Today, I found myself with a bit of free time, an empty breadboard, and a nice selection of components, so I decided to test what I’ve been studying to see how well it all works in the real world. To start off, I decided to build a simple 1 bit half adder, which adds together two single bit inputs and outputs two bits. The first bit is the sum, and the second is the carry. The sum is the lower digit, similar to the ones place value in the decimal system. The carry is the next, like the tens value. Of course, this is binary and not decimal to they have values of 1 and 2, respectively.

XOR from NAND gates

Originally I wanted to build my circuit entirely using discrete transistors, but unfortunately I couldn’t find a simple way to build the exclusive-or (XOR) gate needed to take the sum of the two inputs.
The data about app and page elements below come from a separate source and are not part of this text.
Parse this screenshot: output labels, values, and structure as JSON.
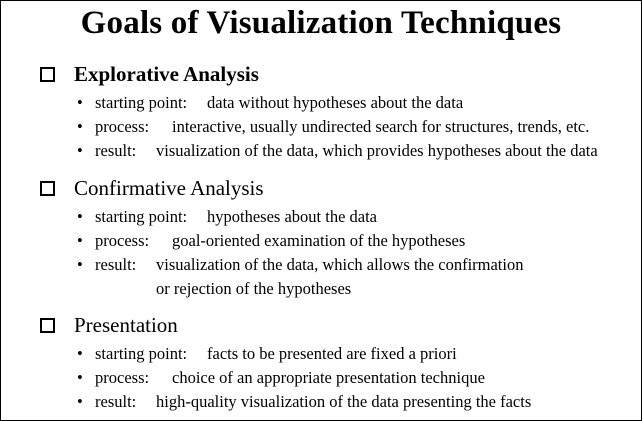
{
  "title": "Goals of Visualization Techniques",
  "bullet": "•",
  "sections": [
    {
      "heading": "Explorative Analysis",
      "items": [
        {
          "label": "starting point:",
          "text": "data without hypotheses about the data"
        },
        {
          "label": "process:",
          "text": "interactive, usually undirected search for structures, trends, etc."
        },
        {
          "label": "result:",
          "text": "visualization of the data, which provides hypotheses about the data"
        }
      ]
    },
    {
      "heading": "Confirmative Analysis",
      "items": [
        {
          "label": "starting point:",
          "text": "hypotheses about the data"
        },
        {
          "label": "process:",
          "text": "goal-oriented examination of the hypotheses"
        },
        {
          "label": "result:",
          "text": "visualization of the data, which allows the confirmation",
          "continuation": "or rejection of the hypotheses"
        }
      ]
    },
    {
      "heading": "Presentation",
      "items": [
        {
          "label": "starting point:",
          "text": "facts to be presented are fixed a priori"
        },
        {
          "label": "process:",
          "text": "choice of an appropriate presentation technique"
        },
        {
          "label": "result:",
          "text": "high-quality visualization of the data presenting the facts"
        }
      ]
    }
  ]
}
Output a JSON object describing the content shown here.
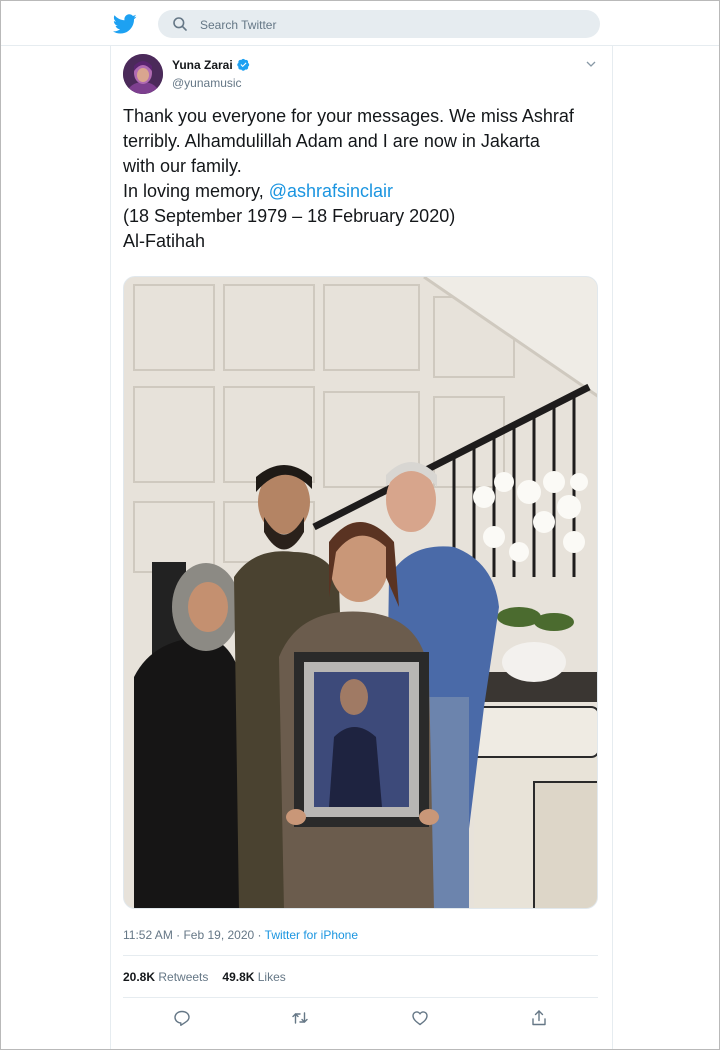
{
  "header": {
    "search_placeholder": "Search Twitter"
  },
  "tweet": {
    "author": {
      "name": "Yuna Zarai",
      "handle": "@yunamusic",
      "verified": true
    },
    "text_lines": [
      "Thank you everyone for your messages. We miss Ashraf",
      "terribly. Alhamdulillah Adam and I are now in Jakarta",
      "with our family.",
      "In loving memory, "
    ],
    "mention": "@ashrafsinclair",
    "text_lines_after": [
      "(18 September 1979 – 18 February 2020)",
      "Al-Fatihah"
    ],
    "time": "11:52 AM · Feb 19, 2020 · ",
    "source": "Twitter for iPhone",
    "stats": {
      "retweets_count": "20.8K",
      "retweets_label": " Retweets",
      "likes_count": "49.8K",
      "likes_label": " Likes"
    }
  },
  "icons": {
    "logo": "twitter-bird-icon",
    "search": "search-icon",
    "verified": "verified-badge-icon",
    "menu": "chevron-down-icon",
    "reply": "reply-icon",
    "retweet": "retweet-icon",
    "like": "heart-icon",
    "share": "share-icon"
  },
  "colors": {
    "brand": "#1da1f2",
    "link": "#1b95e0",
    "secondary_text": "#657786",
    "search_bg": "#e6ecf0"
  }
}
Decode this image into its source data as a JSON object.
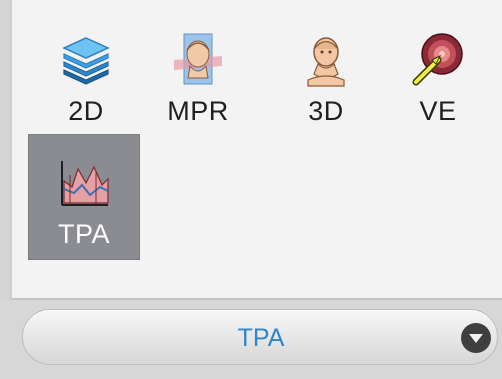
{
  "modes": [
    {
      "label": "2D",
      "icon": "stacked-layers-icon",
      "selected": false
    },
    {
      "label": "MPR",
      "icon": "head-with-planes-icon",
      "selected": false
    },
    {
      "label": "3D",
      "icon": "3d-head-icon",
      "selected": false
    },
    {
      "label": "VE",
      "icon": "virtual-endoscopy-icon",
      "selected": false
    },
    {
      "label": "TPA",
      "icon": "tpa-chart-icon",
      "selected": true
    }
  ],
  "mode_selector": {
    "value": "TPA",
    "icon": "chevron-down-icon"
  },
  "colors": {
    "selected_bg": "#8a8c91",
    "selector_text": "#2f86c9",
    "panel_bg": "#f3f3f3"
  }
}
Instead, I had the HD47LS00 Quad 2-input NAND gate integrated circuit, so I put that to use. Using four two input NAND gates, it’s possible to create a single XOR gate, which was perfect for my situation. Building the other gate that I needed, an AND gate, was quite simple and only required the use of two transistors. I combined both gates on my breadboard, threw in some LEDs for outputs, and applied power, giving me a working half adder circuit.

Maybe my next circuit will be a full adder, or maybe I’ll move on to using all integrated circuits rather than discrete transistors and build something even more interesting. Either way, I’ll document my progress and post about it here.

Edit: So I decided that instead of using more ICs, I’d use just transistors. It’s a lot more interesting that way.

I figured out how to do this using the following site:

http://www.waitingforfriday.com/index.php/4-Bit_Computer